Items from a data source:
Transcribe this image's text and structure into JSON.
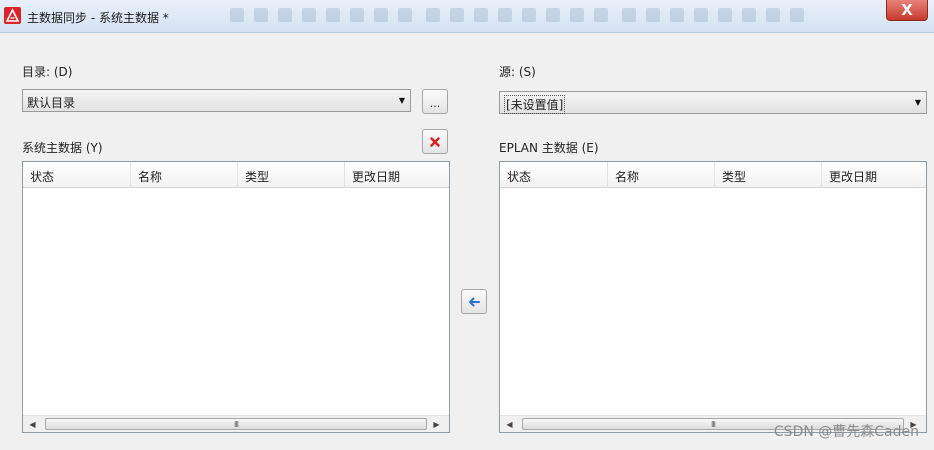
{
  "window": {
    "title": "主数据同步 - 系统主数据 *",
    "close_label": "X"
  },
  "left": {
    "directory_label": "目录: (D)",
    "directory_value": "默认目录",
    "browse_label": "...",
    "list_label": "系统主数据 (Y)",
    "columns": [
      "状态",
      "名称",
      "类型",
      "更改日期"
    ]
  },
  "right": {
    "source_label": "源: (S)",
    "source_value": "[未设置值]",
    "list_label": "EPLAN 主数据 (E)",
    "columns": [
      "状态",
      "名称",
      "类型",
      "更改日期"
    ]
  },
  "scrollbar": {
    "grip": "III"
  },
  "watermark": "CSDN @曹先森Caden",
  "colors": {
    "delete_accent": "#d62020",
    "arrow_accent": "#2a6fc9"
  },
  "icons": {
    "delete": "x-icon",
    "transfer": "arrow-left-icon",
    "dropdown": "caret-down-icon"
  }
}
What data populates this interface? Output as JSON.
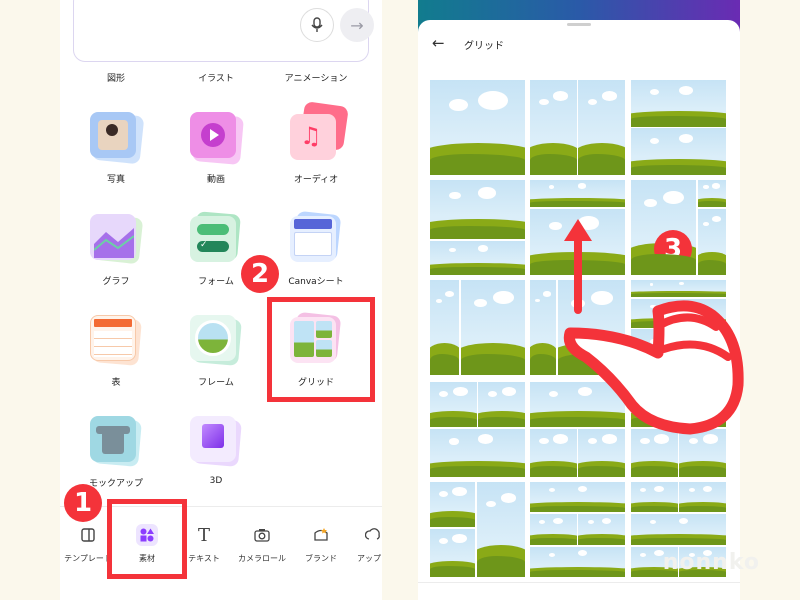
{
  "left": {
    "row1_labels": [
      "図形",
      "イラスト",
      "アニメーション"
    ],
    "items": [
      {
        "label": "写真"
      },
      {
        "label": "動画"
      },
      {
        "label": "オーディオ"
      },
      {
        "label": "グラフ"
      },
      {
        "label": "フォーム"
      },
      {
        "label": "Canvaシート"
      },
      {
        "label": "表"
      },
      {
        "label": "フレーム"
      },
      {
        "label": "グリッド"
      },
      {
        "label": "モックアップ"
      },
      {
        "label": "3D"
      }
    ],
    "nav": [
      {
        "label": "テンプレート",
        "icon": "template-icon"
      },
      {
        "label": "素材",
        "icon": "elements-icon"
      },
      {
        "label": "テキスト",
        "icon": "text-icon"
      },
      {
        "label": "カメラロール",
        "icon": "camera-icon"
      },
      {
        "label": "ブランド",
        "icon": "brand-icon"
      },
      {
        "label": "アップロ",
        "icon": "upload-icon"
      }
    ],
    "text_glyph": "T",
    "send_glyph": "→"
  },
  "badges": {
    "one": "1",
    "two": "2",
    "three": "3"
  },
  "right": {
    "back_glyph": "←",
    "title": "グリッド"
  },
  "watermark": "nonnko",
  "colors": {
    "callout": "#f4333a",
    "accent": "#8b3dff",
    "gradient_start": "#117c8e",
    "gradient_end": "#6a2bb3"
  }
}
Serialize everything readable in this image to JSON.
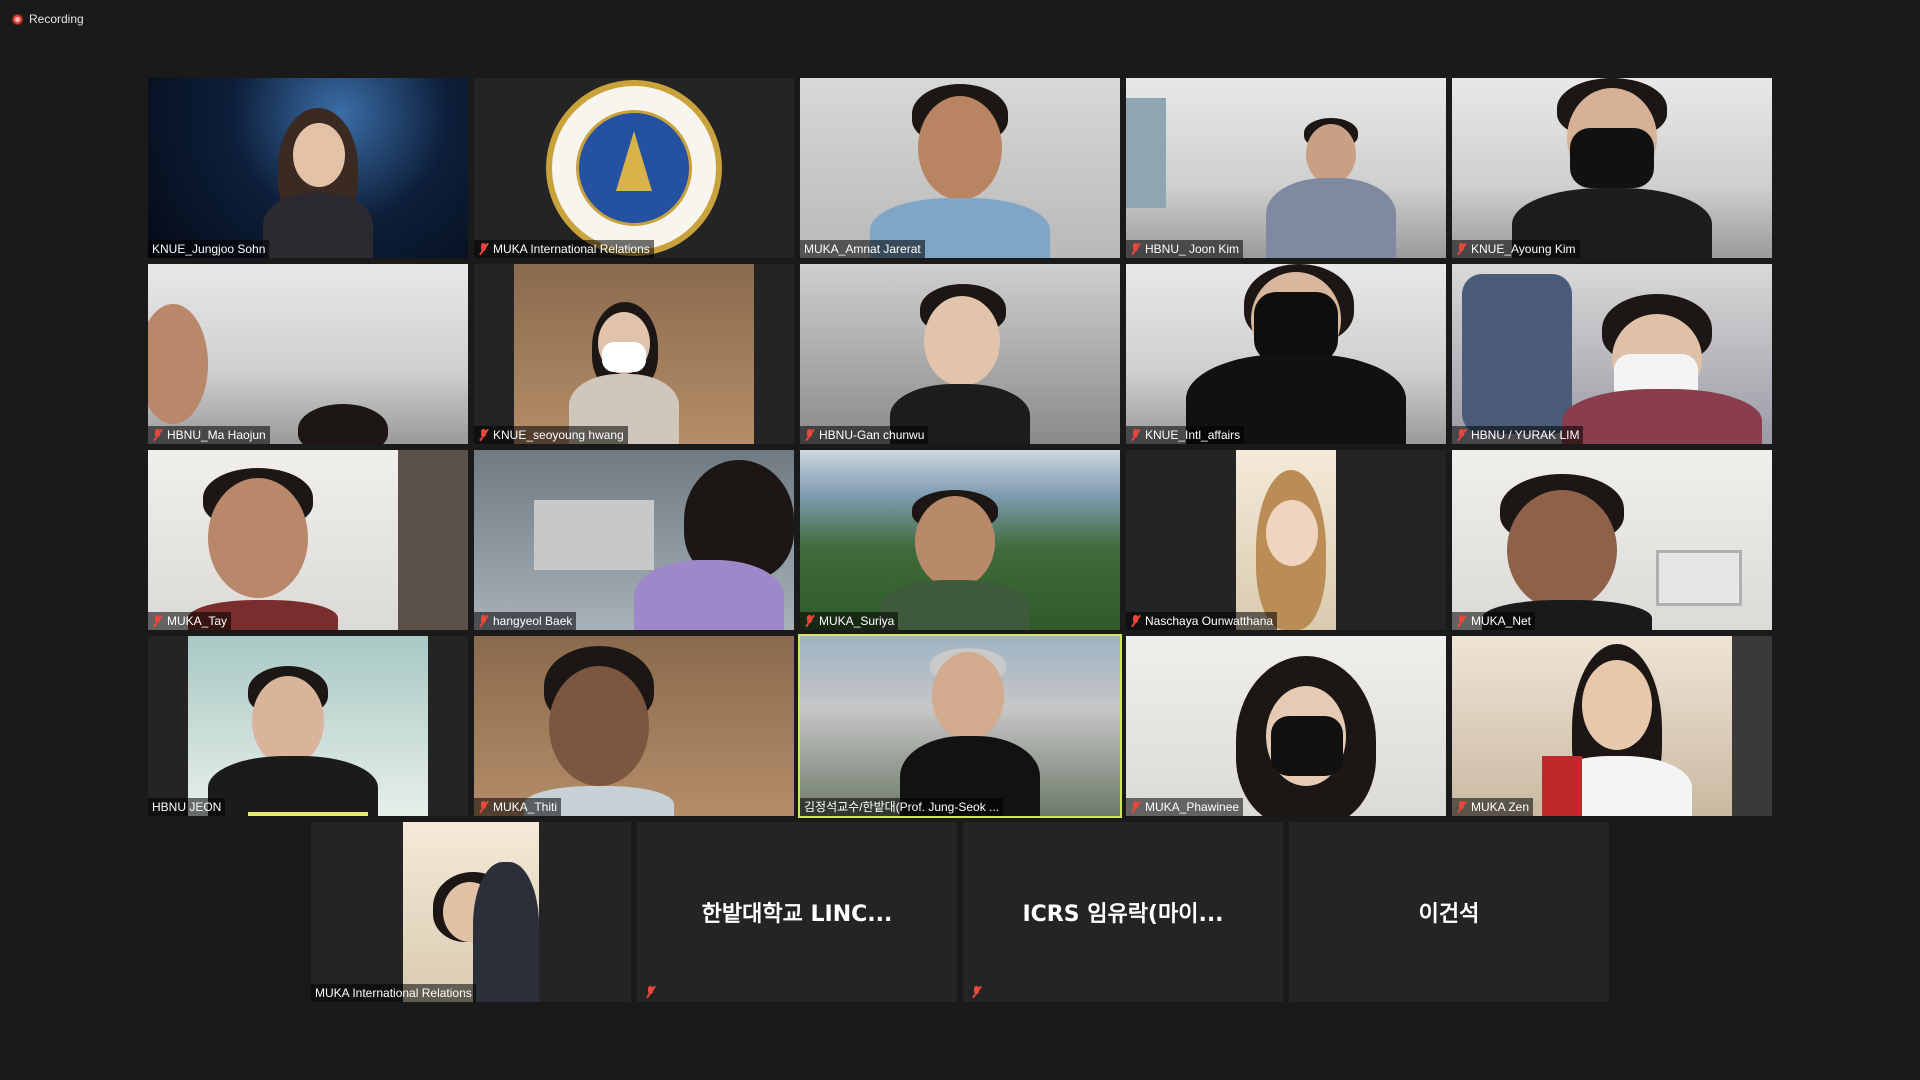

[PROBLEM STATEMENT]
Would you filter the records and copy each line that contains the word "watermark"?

[ANSWER TO THE EXERCISE]
  "watermark": "CSDN @曹先森Caden",
  "watermark": "nonnko",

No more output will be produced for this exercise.